By JONATHAN CRIBBS
CORDOVA, Md. – Mustapha El Youssoufi said he remembers a time 20 years ago or so when the United States enjoyed a 90-percent market share of corn imports in and around Morocco.
Slowly, the corn’s quality began to slip, said the Moroccan consultant for the U.S. Grains Council. The corn, imported mostly from the Midwest, seemed over-handled, dusty and harder to process. Other sources from South America and Eastern Europe moved in.
Now, he said, the U.S. market share there rests at about 25 percent. It was a fact on his mind Oct. 17 as he and several other foreign consultants with the U.S. Grain Council led a group of buyers from North Africa across the Delmarva region and the country to show them U.S. corn supplies and build new contacts with U.S. suppliers of feed grains and co-products.
“Virginia and this part of the U.S. offers… better quality,” Youssoufi said inside the front office of Nagel Farm Service as he and 13 other North Africans listened to Chad Nagel describe the family company’s services.
Youssoufi had mentioned much of the problematic, over-handled corn his region sees is received from states around the Gulf of Mexico.
“I think you’re looking in the right area,” Nagel said. “We are a corn deficit area.”

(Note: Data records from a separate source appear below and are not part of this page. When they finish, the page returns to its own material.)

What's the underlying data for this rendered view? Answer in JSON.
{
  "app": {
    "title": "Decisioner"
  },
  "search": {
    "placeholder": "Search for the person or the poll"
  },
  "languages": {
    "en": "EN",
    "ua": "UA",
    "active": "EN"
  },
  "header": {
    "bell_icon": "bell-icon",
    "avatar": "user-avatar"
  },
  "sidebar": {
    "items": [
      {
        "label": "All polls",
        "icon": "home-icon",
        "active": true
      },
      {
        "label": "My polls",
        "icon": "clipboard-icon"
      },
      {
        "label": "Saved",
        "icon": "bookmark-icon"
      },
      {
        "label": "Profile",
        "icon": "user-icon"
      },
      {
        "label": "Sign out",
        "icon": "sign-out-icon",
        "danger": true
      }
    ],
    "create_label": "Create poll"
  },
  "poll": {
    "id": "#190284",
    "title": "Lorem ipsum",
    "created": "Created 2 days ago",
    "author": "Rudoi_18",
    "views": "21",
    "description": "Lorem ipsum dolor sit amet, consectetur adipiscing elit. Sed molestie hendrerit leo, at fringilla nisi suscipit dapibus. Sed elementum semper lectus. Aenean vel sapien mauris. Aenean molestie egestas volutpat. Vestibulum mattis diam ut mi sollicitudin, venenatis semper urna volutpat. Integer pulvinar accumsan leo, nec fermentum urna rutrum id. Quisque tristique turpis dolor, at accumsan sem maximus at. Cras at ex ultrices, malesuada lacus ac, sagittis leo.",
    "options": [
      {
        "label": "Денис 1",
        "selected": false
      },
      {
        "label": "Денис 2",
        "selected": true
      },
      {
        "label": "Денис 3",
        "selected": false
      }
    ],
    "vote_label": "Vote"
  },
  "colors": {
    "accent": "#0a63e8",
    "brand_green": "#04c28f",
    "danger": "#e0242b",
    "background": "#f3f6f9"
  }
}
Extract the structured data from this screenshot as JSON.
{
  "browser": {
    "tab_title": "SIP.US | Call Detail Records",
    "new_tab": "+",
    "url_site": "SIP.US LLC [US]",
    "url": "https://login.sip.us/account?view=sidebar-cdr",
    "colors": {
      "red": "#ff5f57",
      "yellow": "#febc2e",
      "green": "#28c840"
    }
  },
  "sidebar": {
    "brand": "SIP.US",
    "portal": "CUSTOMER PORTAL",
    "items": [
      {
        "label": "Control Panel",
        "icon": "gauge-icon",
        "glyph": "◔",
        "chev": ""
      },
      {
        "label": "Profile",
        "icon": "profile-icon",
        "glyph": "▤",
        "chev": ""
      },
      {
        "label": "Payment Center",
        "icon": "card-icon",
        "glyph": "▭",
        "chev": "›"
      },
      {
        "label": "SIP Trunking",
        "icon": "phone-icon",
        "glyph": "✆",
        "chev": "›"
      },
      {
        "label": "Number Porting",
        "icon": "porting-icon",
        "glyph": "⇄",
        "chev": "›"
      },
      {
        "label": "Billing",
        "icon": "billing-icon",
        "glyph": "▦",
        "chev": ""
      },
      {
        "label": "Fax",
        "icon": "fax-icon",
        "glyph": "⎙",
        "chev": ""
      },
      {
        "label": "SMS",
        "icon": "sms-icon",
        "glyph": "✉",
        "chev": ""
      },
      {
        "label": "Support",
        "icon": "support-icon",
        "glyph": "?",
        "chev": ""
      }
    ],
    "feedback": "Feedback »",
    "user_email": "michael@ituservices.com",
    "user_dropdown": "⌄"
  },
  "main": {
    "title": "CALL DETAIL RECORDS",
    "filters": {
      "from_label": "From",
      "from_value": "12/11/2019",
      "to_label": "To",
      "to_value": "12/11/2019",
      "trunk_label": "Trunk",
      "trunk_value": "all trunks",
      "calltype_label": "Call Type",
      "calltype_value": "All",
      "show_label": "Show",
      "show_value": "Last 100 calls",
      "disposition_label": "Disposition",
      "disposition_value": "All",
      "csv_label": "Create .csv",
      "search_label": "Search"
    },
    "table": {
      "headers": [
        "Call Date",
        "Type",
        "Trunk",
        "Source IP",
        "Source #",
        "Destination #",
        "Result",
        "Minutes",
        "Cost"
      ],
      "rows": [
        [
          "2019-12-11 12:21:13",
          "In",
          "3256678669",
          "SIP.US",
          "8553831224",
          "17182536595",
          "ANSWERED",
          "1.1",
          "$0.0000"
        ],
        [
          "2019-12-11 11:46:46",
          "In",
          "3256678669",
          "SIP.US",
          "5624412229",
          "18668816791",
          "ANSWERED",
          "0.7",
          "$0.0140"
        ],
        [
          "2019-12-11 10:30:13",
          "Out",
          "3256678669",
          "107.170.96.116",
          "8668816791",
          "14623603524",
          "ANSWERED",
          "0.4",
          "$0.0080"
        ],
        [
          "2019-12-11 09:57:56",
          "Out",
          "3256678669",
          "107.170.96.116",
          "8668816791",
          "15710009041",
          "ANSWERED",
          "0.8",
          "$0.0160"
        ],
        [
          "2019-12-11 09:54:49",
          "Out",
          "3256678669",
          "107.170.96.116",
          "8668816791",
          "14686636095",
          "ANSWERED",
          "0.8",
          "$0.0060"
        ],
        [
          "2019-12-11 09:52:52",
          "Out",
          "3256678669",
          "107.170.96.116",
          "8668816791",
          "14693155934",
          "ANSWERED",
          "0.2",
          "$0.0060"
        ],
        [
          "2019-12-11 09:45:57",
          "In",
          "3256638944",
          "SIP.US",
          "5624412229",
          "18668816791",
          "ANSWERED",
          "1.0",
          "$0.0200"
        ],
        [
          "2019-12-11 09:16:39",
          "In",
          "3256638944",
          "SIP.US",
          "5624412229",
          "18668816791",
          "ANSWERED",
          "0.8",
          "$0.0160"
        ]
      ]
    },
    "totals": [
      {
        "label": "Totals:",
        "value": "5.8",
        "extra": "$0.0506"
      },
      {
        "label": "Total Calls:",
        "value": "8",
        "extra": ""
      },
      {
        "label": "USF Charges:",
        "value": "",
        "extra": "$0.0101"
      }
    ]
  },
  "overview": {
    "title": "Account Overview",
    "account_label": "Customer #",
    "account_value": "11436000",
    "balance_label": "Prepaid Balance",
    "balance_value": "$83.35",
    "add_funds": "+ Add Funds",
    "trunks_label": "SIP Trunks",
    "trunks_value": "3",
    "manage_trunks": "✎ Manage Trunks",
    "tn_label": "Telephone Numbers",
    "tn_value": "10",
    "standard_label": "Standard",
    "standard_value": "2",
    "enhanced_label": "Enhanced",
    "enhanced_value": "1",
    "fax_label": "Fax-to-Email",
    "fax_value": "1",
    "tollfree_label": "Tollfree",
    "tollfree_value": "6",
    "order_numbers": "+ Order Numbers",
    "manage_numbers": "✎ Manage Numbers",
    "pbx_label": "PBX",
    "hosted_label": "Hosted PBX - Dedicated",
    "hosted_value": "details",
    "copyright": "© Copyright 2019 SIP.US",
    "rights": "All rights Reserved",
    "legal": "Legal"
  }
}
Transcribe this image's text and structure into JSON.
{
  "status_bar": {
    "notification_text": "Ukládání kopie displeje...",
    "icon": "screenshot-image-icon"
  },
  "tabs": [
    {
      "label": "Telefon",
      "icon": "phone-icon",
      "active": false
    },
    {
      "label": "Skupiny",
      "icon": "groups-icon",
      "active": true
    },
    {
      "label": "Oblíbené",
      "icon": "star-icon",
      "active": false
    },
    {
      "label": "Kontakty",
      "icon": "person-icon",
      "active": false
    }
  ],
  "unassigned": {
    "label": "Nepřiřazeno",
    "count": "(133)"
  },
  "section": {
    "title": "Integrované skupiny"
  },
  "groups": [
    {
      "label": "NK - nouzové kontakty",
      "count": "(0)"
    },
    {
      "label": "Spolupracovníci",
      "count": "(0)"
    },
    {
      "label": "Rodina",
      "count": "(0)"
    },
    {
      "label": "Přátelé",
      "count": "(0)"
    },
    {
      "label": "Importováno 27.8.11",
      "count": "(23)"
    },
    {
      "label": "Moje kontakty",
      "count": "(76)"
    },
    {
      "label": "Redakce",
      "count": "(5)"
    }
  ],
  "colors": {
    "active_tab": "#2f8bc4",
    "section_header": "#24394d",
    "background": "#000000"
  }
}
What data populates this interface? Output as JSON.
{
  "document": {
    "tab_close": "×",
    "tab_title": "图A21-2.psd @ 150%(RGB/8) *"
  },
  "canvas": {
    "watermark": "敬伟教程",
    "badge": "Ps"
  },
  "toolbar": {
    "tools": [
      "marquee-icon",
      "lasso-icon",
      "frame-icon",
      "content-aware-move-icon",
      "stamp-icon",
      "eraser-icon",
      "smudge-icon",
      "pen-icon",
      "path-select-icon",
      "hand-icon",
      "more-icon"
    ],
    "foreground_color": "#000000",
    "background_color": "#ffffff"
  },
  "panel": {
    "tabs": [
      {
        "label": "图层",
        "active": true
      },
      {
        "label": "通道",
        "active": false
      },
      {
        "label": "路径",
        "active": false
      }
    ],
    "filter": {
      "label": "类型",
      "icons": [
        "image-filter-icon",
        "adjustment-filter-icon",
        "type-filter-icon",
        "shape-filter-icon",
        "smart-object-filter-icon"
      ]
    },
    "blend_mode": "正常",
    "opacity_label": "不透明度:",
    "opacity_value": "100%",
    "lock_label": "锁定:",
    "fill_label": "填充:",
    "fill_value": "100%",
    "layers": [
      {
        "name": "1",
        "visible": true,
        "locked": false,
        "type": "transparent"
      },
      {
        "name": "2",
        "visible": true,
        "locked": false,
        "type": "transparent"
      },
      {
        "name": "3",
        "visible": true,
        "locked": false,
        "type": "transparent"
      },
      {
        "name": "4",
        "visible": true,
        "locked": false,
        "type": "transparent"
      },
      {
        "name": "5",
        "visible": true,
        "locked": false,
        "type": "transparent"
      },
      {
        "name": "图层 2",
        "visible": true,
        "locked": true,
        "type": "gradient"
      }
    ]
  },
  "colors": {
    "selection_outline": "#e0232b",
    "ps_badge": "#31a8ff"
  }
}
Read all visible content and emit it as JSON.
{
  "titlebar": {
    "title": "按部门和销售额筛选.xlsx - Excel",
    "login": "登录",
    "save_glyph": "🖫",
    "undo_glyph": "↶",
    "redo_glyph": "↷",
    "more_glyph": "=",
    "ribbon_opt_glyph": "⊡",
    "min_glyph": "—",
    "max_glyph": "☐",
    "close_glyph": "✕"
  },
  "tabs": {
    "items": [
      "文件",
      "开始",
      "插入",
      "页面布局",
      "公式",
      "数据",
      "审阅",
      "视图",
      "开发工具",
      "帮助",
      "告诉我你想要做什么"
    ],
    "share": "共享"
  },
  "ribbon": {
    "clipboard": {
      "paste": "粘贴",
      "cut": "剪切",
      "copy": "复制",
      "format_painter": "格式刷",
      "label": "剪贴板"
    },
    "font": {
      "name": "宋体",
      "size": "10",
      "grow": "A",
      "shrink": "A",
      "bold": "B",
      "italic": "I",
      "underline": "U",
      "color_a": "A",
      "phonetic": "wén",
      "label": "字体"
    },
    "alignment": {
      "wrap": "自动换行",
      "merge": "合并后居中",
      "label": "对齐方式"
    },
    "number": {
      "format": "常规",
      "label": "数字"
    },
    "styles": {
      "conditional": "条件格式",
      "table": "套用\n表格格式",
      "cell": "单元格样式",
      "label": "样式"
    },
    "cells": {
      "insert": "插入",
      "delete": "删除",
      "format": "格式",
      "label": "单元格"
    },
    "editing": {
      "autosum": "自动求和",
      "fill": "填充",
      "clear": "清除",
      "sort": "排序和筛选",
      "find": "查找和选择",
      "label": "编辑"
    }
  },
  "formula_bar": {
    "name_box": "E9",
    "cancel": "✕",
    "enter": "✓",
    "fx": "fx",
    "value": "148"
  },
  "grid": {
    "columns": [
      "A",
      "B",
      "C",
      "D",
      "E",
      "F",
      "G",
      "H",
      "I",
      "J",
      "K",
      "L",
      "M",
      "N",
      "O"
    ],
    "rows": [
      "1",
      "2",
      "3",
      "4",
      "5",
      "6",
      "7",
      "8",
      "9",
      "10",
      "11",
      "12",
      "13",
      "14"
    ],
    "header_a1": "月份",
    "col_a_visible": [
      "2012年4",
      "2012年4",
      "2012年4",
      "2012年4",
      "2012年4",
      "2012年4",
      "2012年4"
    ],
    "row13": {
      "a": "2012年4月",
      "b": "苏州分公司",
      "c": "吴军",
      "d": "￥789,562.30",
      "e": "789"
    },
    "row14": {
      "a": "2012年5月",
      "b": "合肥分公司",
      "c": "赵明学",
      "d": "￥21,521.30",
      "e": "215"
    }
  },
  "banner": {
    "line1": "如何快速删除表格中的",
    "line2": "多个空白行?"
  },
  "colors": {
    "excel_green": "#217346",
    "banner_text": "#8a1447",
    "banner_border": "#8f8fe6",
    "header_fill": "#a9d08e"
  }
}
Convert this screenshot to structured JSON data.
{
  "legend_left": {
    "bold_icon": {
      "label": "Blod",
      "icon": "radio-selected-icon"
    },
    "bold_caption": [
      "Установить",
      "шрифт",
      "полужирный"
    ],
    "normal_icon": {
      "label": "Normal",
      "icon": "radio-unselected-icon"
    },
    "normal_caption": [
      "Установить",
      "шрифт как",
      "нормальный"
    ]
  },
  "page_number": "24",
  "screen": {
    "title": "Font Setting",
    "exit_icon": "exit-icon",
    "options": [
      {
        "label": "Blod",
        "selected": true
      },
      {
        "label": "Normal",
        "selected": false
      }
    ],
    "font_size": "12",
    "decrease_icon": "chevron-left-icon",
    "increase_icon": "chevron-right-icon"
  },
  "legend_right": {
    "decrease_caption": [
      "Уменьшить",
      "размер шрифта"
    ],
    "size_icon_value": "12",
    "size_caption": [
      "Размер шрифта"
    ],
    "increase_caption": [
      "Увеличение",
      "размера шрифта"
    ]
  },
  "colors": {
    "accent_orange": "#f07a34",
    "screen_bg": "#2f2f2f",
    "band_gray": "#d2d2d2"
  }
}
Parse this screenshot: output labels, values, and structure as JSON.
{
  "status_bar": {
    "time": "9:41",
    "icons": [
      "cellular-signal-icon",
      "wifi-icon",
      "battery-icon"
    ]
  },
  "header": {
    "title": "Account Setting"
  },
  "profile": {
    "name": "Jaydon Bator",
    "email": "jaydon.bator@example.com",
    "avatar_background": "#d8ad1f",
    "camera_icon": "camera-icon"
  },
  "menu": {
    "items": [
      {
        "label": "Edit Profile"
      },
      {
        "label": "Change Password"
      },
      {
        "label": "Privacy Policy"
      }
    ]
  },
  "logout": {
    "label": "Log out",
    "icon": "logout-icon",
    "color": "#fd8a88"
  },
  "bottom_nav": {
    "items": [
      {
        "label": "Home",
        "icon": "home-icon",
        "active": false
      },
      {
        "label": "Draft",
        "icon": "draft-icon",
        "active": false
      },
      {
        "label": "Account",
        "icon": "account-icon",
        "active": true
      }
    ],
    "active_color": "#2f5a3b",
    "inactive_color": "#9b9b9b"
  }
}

The trip was part of the council’s Export Exchange program, which began Wednesday, Oct. 15 in Washington, D.C., and ended last Thursday in Seattle for a conference before the group departed for home, according to a program itinerary.
“We want to learn from you and what your expectations are,” said Chip Councell, the council’s secretary and treasurer and a Maryland farmer.
Councell and other American farmers from the region proudly discussed this summer’s record corn harvest. Councell said he harvested 224 bushels per acre.
“My son may see yields like this again, but I probably never will,” he said.
But corn prices have also dropped dramatically, and it’s a “buyer’s market,” he said.
Oussama Belouafi is one of those buyers. He is a purchasing manager with Alf Sahel in Casablanca, Morocco, an animal feed company and the only importer of U.S. grains in the country, he said. More than 2 percent of a recent shipment of American corn was broken kernels, Belouafi said.
“It’s too rigid, too hard,” he said, making it more difficult to process, which slows production.
Belouafi said part of the purpose of his trip here was to investigate other sources of corn.
“I will try another region,” he said. “Like Virginia or (farther north.)”